Under federal law, anytime a person deposits cash $10,000.00 or more in cash, they are required to fill out an accompanying Currency Transaction Report (CTR).  This report essentially permits law enforcement to track the movements of large amounts of cash in an effort to root out crime including drugs and other organized crime (since most criminal enterprises deal in cash).  It is also illegal for any person to “structure” their deposits in a way which avoids the filing of a CTR.  So if you earn $15,000.00 in cash working a job, you cannot deposit $7,000.oo today and $8,000.00 tomorrow to avoid completing the CTR.  That is called structuring.  The agents in this case apparently believed that because Hinders made so many deposits between $5,000.00 and $9,500.00 she was “structuring”.  So, they seized her bank account and instituted forfeiture proceedings in the Federal District Court  for the Northern District of Iowa, against the money.

Here is the crazy part, or not so crazy part if you are in my line of work, they haven’t even charged her with a crime.  That’s right!  You do not have to be charged with a crime for the government to seize and forfeit your bank accounts or any other property for that matter.  I have a case in Iowa state court where the government has seized my client’s house, bank accounts and vehicles and has not charged him/her with a single crime.  In the Hinders case, my understanding is there has been no allegations made that the money came from illicit sources.  The claim is that she simply deposited the money in violation of the law.  Instead of charging her with a crime, the police have simply opted to take her money instead.  There’s probably a pretty good reason for it too.  In civil forfeitures, the burden of proof, “a preponderance of the evidence”, is much lower than the criminal “beyond a reasonable doubt” standard.  If the government does not think they can prove beyond a reasonable doubt that Hinders was “structuring” when she deposited the money, they just opt to take her money civilly and hold themselves to a lower burden.

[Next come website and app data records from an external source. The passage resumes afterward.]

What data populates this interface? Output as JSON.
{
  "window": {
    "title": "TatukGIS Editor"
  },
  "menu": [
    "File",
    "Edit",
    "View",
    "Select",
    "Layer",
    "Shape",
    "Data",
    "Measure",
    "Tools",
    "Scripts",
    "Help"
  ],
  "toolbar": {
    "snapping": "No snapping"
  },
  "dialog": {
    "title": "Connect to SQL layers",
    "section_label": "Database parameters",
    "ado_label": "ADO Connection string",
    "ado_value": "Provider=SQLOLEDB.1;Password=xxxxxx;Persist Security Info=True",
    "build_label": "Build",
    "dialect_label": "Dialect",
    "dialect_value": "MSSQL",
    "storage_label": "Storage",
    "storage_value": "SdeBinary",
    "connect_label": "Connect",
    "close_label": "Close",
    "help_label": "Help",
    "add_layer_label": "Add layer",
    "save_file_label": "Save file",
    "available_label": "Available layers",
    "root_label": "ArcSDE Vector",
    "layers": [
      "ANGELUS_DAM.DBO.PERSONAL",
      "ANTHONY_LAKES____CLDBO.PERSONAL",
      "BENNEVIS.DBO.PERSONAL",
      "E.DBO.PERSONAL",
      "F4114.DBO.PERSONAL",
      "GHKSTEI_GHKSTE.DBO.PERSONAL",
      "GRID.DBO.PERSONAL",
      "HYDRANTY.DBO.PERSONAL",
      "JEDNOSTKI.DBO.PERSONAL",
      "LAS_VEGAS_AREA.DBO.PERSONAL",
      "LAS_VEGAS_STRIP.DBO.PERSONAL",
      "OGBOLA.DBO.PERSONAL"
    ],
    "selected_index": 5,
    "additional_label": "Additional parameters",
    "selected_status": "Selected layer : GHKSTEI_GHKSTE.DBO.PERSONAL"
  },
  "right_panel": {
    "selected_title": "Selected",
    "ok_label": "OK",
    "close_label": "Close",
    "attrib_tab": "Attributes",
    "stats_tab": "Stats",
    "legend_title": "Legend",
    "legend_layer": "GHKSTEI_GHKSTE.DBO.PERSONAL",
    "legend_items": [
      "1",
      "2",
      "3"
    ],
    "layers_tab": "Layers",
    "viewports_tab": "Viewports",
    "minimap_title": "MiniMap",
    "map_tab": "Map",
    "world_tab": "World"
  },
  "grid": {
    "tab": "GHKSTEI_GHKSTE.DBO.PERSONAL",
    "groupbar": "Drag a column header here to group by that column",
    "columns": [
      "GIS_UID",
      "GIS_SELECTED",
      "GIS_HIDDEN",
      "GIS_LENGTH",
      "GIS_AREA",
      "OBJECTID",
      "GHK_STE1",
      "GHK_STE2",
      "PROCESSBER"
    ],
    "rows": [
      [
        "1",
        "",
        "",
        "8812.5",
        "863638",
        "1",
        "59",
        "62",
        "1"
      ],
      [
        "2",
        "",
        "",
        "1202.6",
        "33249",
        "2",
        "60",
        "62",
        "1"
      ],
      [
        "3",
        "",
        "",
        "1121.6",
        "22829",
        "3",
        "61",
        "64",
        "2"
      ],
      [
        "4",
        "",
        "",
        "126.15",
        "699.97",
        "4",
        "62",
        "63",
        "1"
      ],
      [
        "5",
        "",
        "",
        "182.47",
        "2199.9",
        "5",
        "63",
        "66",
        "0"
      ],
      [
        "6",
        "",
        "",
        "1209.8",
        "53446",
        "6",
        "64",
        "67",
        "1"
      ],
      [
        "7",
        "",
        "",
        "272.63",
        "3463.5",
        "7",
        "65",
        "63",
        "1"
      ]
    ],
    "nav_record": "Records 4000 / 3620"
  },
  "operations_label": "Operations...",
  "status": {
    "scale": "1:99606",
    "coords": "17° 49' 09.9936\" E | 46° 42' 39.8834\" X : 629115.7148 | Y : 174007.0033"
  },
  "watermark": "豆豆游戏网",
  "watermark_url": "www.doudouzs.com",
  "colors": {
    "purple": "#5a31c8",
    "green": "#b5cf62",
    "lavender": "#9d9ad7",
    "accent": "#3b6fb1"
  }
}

In fact, in my view this leads to much more nefarious behavior.  At some point, given the low burden, it does not matter whether a person actually committed a crime.  If the government can make a colorable claim to the money or property, it is often so costly for the owner to fight for it that they don’t.  I’m not saying that these agents thought this, but it doesn’t take a huge leap of logic to make that case.  Nothing in the articles suggest the police ever interviewed Ms. Hinders or any other employee of her business nor conducted any other investigation other than monitoring her bank account.  Is this how federal criminal investigations are now carried out?  Or, is this simply how civil forfeiture cases are made?  What do you think?

Lee County Iowa Narcotics Task Force on Ebay?

I recently came across a two articles alleging the Lee County Narcotics Task Force is selling property it has seized (and presumably forfeited) on ebay.  These links are here and here. Lee County is a small county in the far south east corner of Iowa.  It is home to the City of Keokuk (not to be mistaken with Keokuk County).  I used to get speeding tickets in Lee County on Highway 27/218 “The Avenue of the Saints” driving back from college in St. Louis.  Anyway, Lee County, with a population of about 35,000 people, has it’s own dedicated narcotics task force.  It seems, at least according to the articles, that the narcotics task force is seizing private citizen’s property to sell on ebay to cover county budget shortfalls.  It doesn’t strike me as particularly odd that drug officers would be seizing and selling private property to cover budget shortfalls.  However, publicly selling these items on ebay isn’t something I’ve ever seen before.  So, like any good defense attorney, I did a little investigation.  Sure enough, the Lee County Narcotics Task Force has an ebay page. Looks like business is slow right now as they are only selling one item.  I have to say even I’m a little surprised, but only a little.  What do you think?  Leave your comments below.

Lee County Selling Its Loot on ebay
Lee County Selling Its Loot on ebay